“Be still, and know that I am God” – Psalm 46.10
All too often in our ministry settings, whether we are in youth ministry or not, we find ourselves talking A LOT. It might be a sermon on Sunday morning, leading a small group Bible study, or among our peers on campus. For myself, I have found that I am gaining the theological language needed to articulate my faith in ways that were not possible in the past, and I want to share these new words and thoughts with anyone who will listen (just ask my wife!).
But what if we were silent? What if our first instinct was to be still and listen to the person speaking to us and looking for where God is at work in their life?
During my time at Wesley, the most formative experiences for me have been when I have been able to verbally articulate what I believe and why I believe it. This has occurred when professors have allowed me the opportunity to raise questions and wrestle with my own thoughts out loud during class, and also during conversations with professors and other students in an informal setting. This is exactly what being still and listening when working with young people is all about.
I have found that when I am teaching a confirmation lesson, my students learn more from reading a text and dissecting it for themselves instead of me spoon-feeding answers to them. At first students will sometimes become frustrated or annoyed, but when you encourage and guide them (instead of immediately answering their questions for them) students will begin to take ownership of their own spiritual formation. The key is to provide students with the opportunity to do so.
For those specifically working in youth ministry, listening and being still is a great way to gain insight into the lives of the young people you minister to. As stated in the article, a simple, thoughtful question can help a young person to lower their defenses and begin a dialogue.
A simple act of kindness might be the difference between a young person seeing where God is at work in their life versus thinking they are on their journey alone. As hokey as that might sound, youth ministry is about engaging youth and being apart of God’s redemptive work with them, and none of that is possible if we do not let them get a word in or drown out their stories and experiences with our own words.

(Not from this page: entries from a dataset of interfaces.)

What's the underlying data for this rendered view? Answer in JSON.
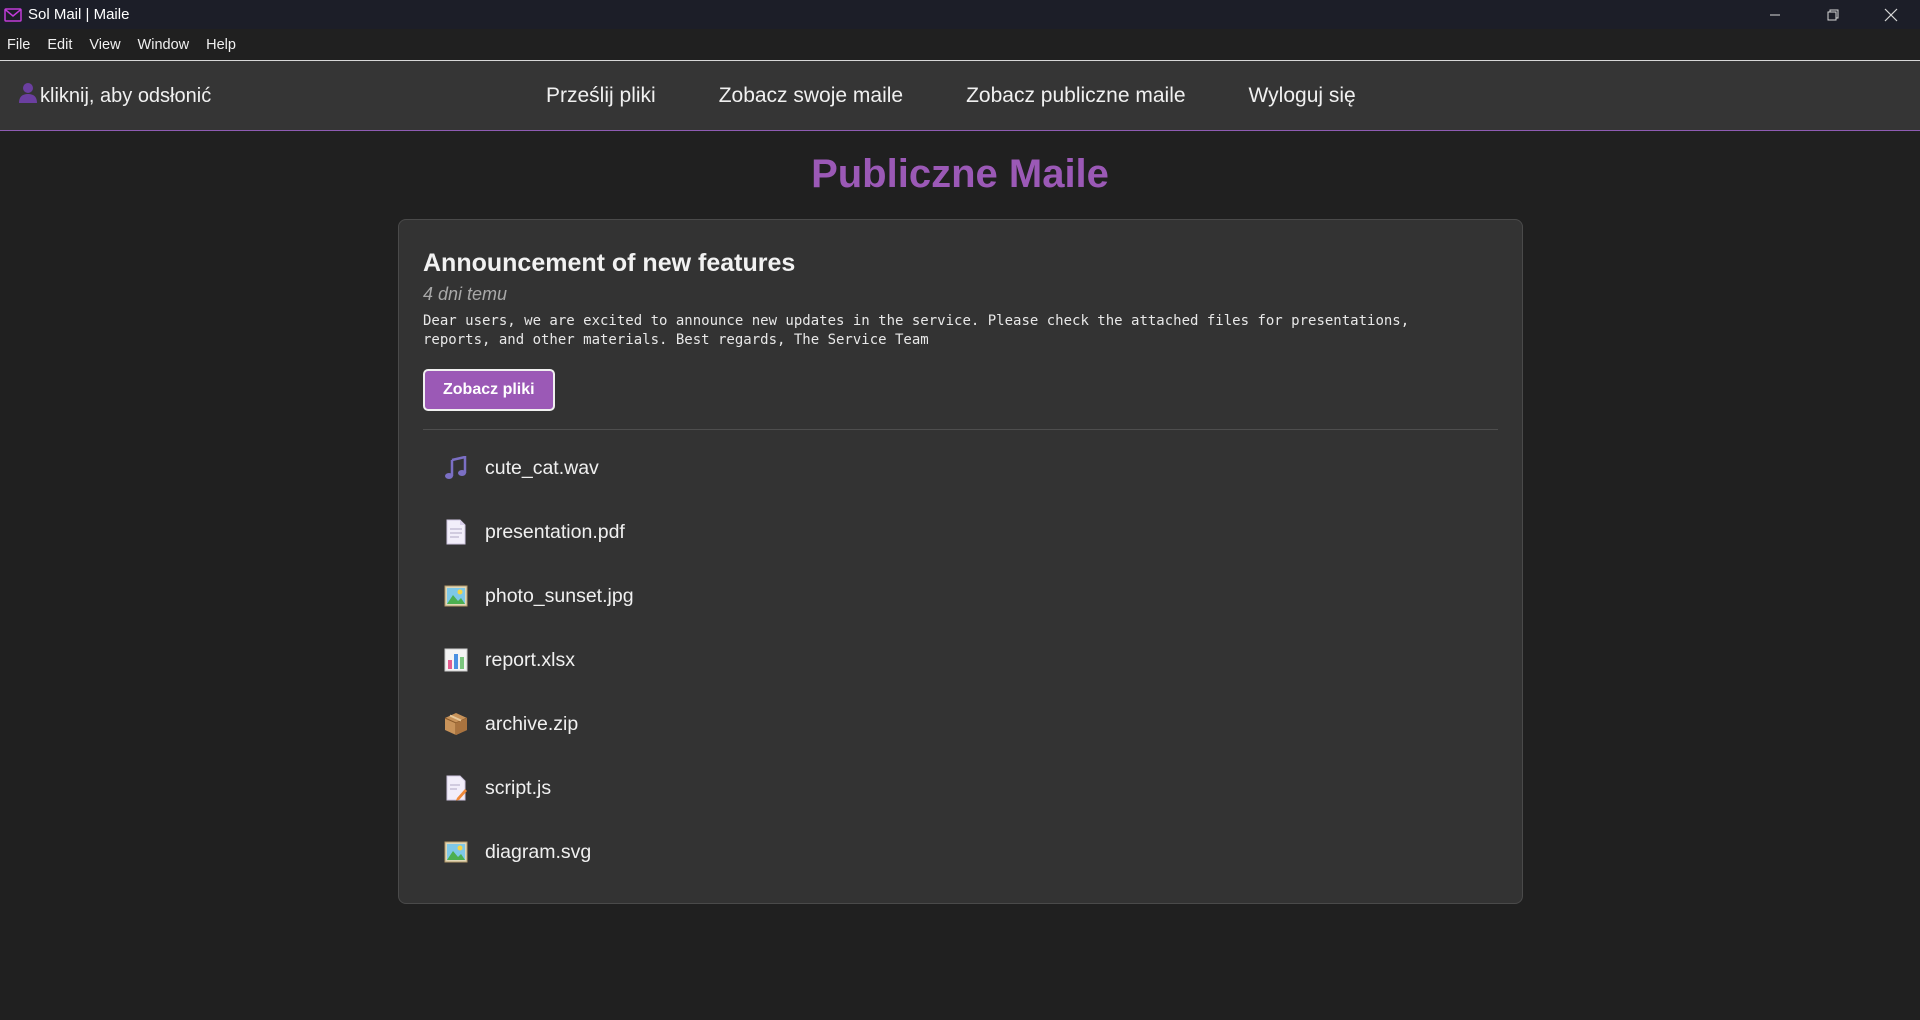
{
  "window": {
    "title": "Sol Mail | Maile",
    "app_icon": "mail-icon",
    "controls": [
      "minimize-icon",
      "restore-icon",
      "close-icon"
    ]
  },
  "menu": {
    "items": [
      "File",
      "Edit",
      "View",
      "Window",
      "Help"
    ]
  },
  "nav": {
    "user_label": "kliknij, aby odsłonić",
    "user_icon": "user-icon",
    "links": [
      "Prześlij pliki",
      "Zobacz swoje maile",
      "Zobacz publiczne maile",
      "Wyloguj się"
    ]
  },
  "main": {
    "title": "Publiczne Maile"
  },
  "mail": {
    "subject": "Announcement of new features",
    "date": "4 dni temu",
    "body": "Dear users, we are excited to announce new updates in the service. Please check the attached files for presentations, reports, and other materials. Best regards, The Service Team",
    "files_button": "Zobacz pliki",
    "files": [
      {
        "name": "cute_cat.wav",
        "icon": "music-icon"
      },
      {
        "name": "presentation.pdf",
        "icon": "document-icon"
      },
      {
        "name": "photo_sunset.jpg",
        "icon": "image-icon"
      },
      {
        "name": "report.xlsx",
        "icon": "chart-icon"
      },
      {
        "name": "archive.zip",
        "icon": "package-icon"
      },
      {
        "name": "script.js",
        "icon": "script-icon"
      },
      {
        "name": "diagram.svg",
        "icon": "image-icon"
      }
    ]
  },
  "colors": {
    "accent": "#9b59b6",
    "background": "#202020",
    "navbar": "#353535",
    "card": "#333333"
  }
}
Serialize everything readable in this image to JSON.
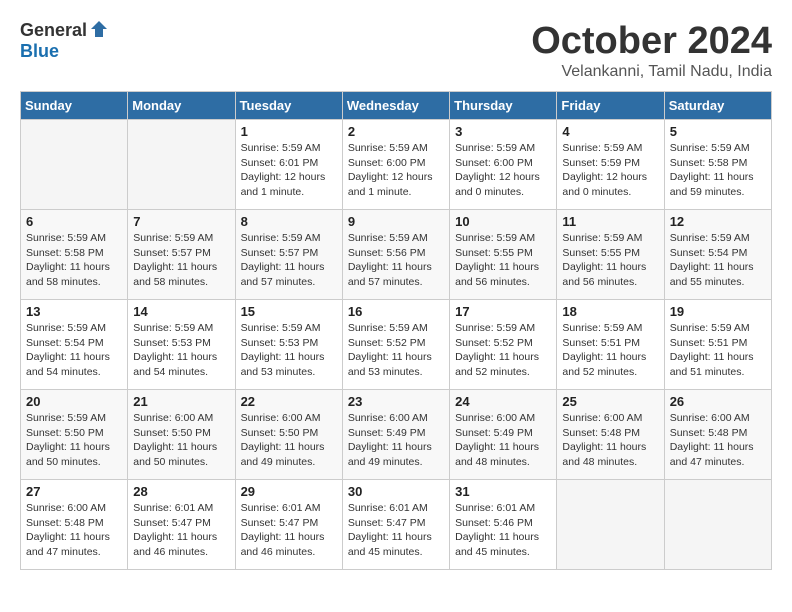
{
  "header": {
    "logo_general": "General",
    "logo_blue": "Blue",
    "title": "October 2024",
    "location": "Velankanni, Tamil Nadu, India"
  },
  "calendar": {
    "days_of_week": [
      "Sunday",
      "Monday",
      "Tuesday",
      "Wednesday",
      "Thursday",
      "Friday",
      "Saturday"
    ],
    "weeks": [
      [
        {
          "day": "",
          "info": ""
        },
        {
          "day": "",
          "info": ""
        },
        {
          "day": "1",
          "info": "Sunrise: 5:59 AM\nSunset: 6:01 PM\nDaylight: 12 hours\nand 1 minute."
        },
        {
          "day": "2",
          "info": "Sunrise: 5:59 AM\nSunset: 6:00 PM\nDaylight: 12 hours\nand 1 minute."
        },
        {
          "day": "3",
          "info": "Sunrise: 5:59 AM\nSunset: 6:00 PM\nDaylight: 12 hours\nand 0 minutes."
        },
        {
          "day": "4",
          "info": "Sunrise: 5:59 AM\nSunset: 5:59 PM\nDaylight: 12 hours\nand 0 minutes."
        },
        {
          "day": "5",
          "info": "Sunrise: 5:59 AM\nSunset: 5:58 PM\nDaylight: 11 hours\nand 59 minutes."
        }
      ],
      [
        {
          "day": "6",
          "info": "Sunrise: 5:59 AM\nSunset: 5:58 PM\nDaylight: 11 hours\nand 58 minutes."
        },
        {
          "day": "7",
          "info": "Sunrise: 5:59 AM\nSunset: 5:57 PM\nDaylight: 11 hours\nand 58 minutes."
        },
        {
          "day": "8",
          "info": "Sunrise: 5:59 AM\nSunset: 5:57 PM\nDaylight: 11 hours\nand 57 minutes."
        },
        {
          "day": "9",
          "info": "Sunrise: 5:59 AM\nSunset: 5:56 PM\nDaylight: 11 hours\nand 57 minutes."
        },
        {
          "day": "10",
          "info": "Sunrise: 5:59 AM\nSunset: 5:55 PM\nDaylight: 11 hours\nand 56 minutes."
        },
        {
          "day": "11",
          "info": "Sunrise: 5:59 AM\nSunset: 5:55 PM\nDaylight: 11 hours\nand 56 minutes."
        },
        {
          "day": "12",
          "info": "Sunrise: 5:59 AM\nSunset: 5:54 PM\nDaylight: 11 hours\nand 55 minutes."
        }
      ],
      [
        {
          "day": "13",
          "info": "Sunrise: 5:59 AM\nSunset: 5:54 PM\nDaylight: 11 hours\nand 54 minutes."
        },
        {
          "day": "14",
          "info": "Sunrise: 5:59 AM\nSunset: 5:53 PM\nDaylight: 11 hours\nand 54 minutes."
        },
        {
          "day": "15",
          "info": "Sunrise: 5:59 AM\nSunset: 5:53 PM\nDaylight: 11 hours\nand 53 minutes."
        },
        {
          "day": "16",
          "info": "Sunrise: 5:59 AM\nSunset: 5:52 PM\nDaylight: 11 hours\nand 53 minutes."
        },
        {
          "day": "17",
          "info": "Sunrise: 5:59 AM\nSunset: 5:52 PM\nDaylight: 11 hours\nand 52 minutes."
        },
        {
          "day": "18",
          "info": "Sunrise: 5:59 AM\nSunset: 5:51 PM\nDaylight: 11 hours\nand 52 minutes."
        },
        {
          "day": "19",
          "info": "Sunrise: 5:59 AM\nSunset: 5:51 PM\nDaylight: 11 hours\nand 51 minutes."
        }
      ],
      [
        {
          "day": "20",
          "info": "Sunrise: 5:59 AM\nSunset: 5:50 PM\nDaylight: 11 hours\nand 50 minutes."
        },
        {
          "day": "21",
          "info": "Sunrise: 6:00 AM\nSunset: 5:50 PM\nDaylight: 11 hours\nand 50 minutes."
        },
        {
          "day": "22",
          "info": "Sunrise: 6:00 AM\nSunset: 5:50 PM\nDaylight: 11 hours\nand 49 minutes."
        },
        {
          "day": "23",
          "info": "Sunrise: 6:00 AM\nSunset: 5:49 PM\nDaylight: 11 hours\nand 49 minutes."
        },
        {
          "day": "24",
          "info": "Sunrise: 6:00 AM\nSunset: 5:49 PM\nDaylight: 11 hours\nand 48 minutes."
        },
        {
          "day": "25",
          "info": "Sunrise: 6:00 AM\nSunset: 5:48 PM\nDaylight: 11 hours\nand 48 minutes."
        },
        {
          "day": "26",
          "info": "Sunrise: 6:00 AM\nSunset: 5:48 PM\nDaylight: 11 hours\nand 47 minutes."
        }
      ],
      [
        {
          "day": "27",
          "info": "Sunrise: 6:00 AM\nSunset: 5:48 PM\nDaylight: 11 hours\nand 47 minutes."
        },
        {
          "day": "28",
          "info": "Sunrise: 6:01 AM\nSunset: 5:47 PM\nDaylight: 11 hours\nand 46 minutes."
        },
        {
          "day": "29",
          "info": "Sunrise: 6:01 AM\nSunset: 5:47 PM\nDaylight: 11 hours\nand 46 minutes."
        },
        {
          "day": "30",
          "info": "Sunrise: 6:01 AM\nSunset: 5:47 PM\nDaylight: 11 hours\nand 45 minutes."
        },
        {
          "day": "31",
          "info": "Sunrise: 6:01 AM\nSunset: 5:46 PM\nDaylight: 11 hours\nand 45 minutes."
        },
        {
          "day": "",
          "info": ""
        },
        {
          "day": "",
          "info": ""
        }
      ]
    ]
  }
}
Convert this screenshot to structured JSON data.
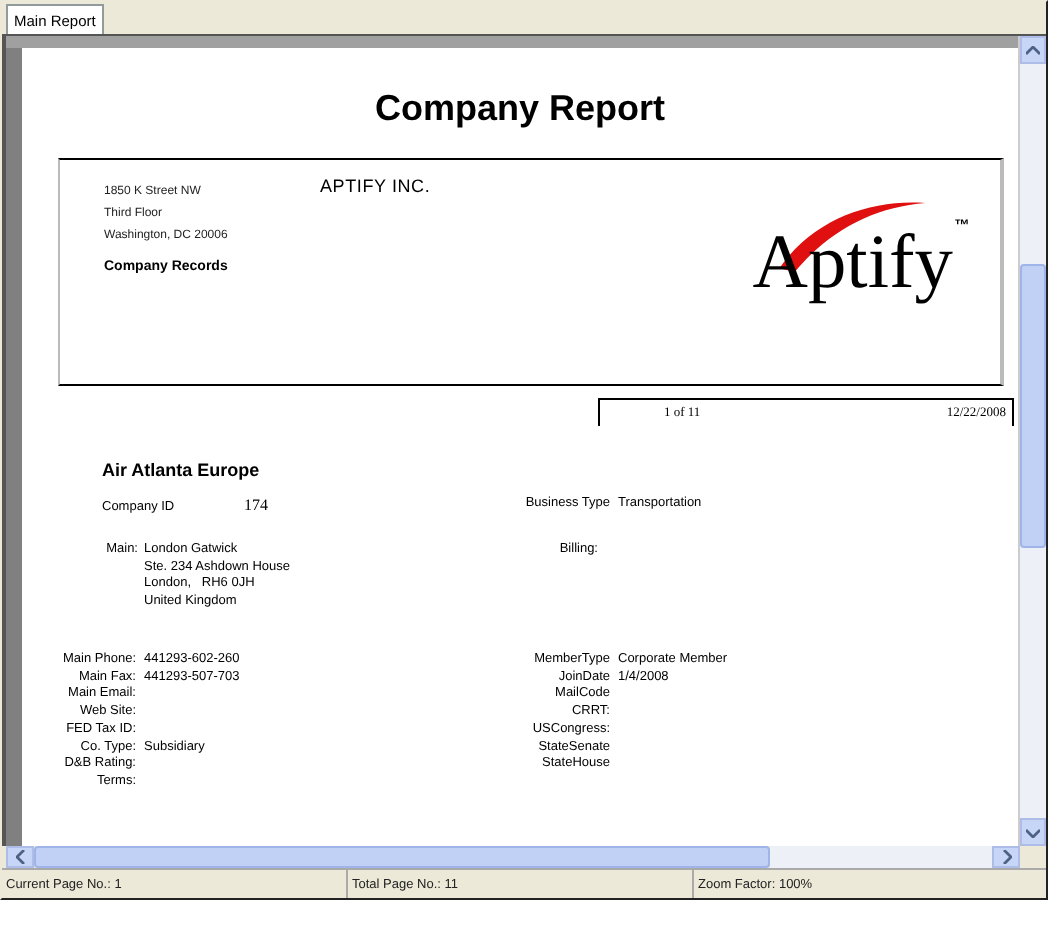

For more on shutting up, check out this article by Jonathan McKee on Youth Specialties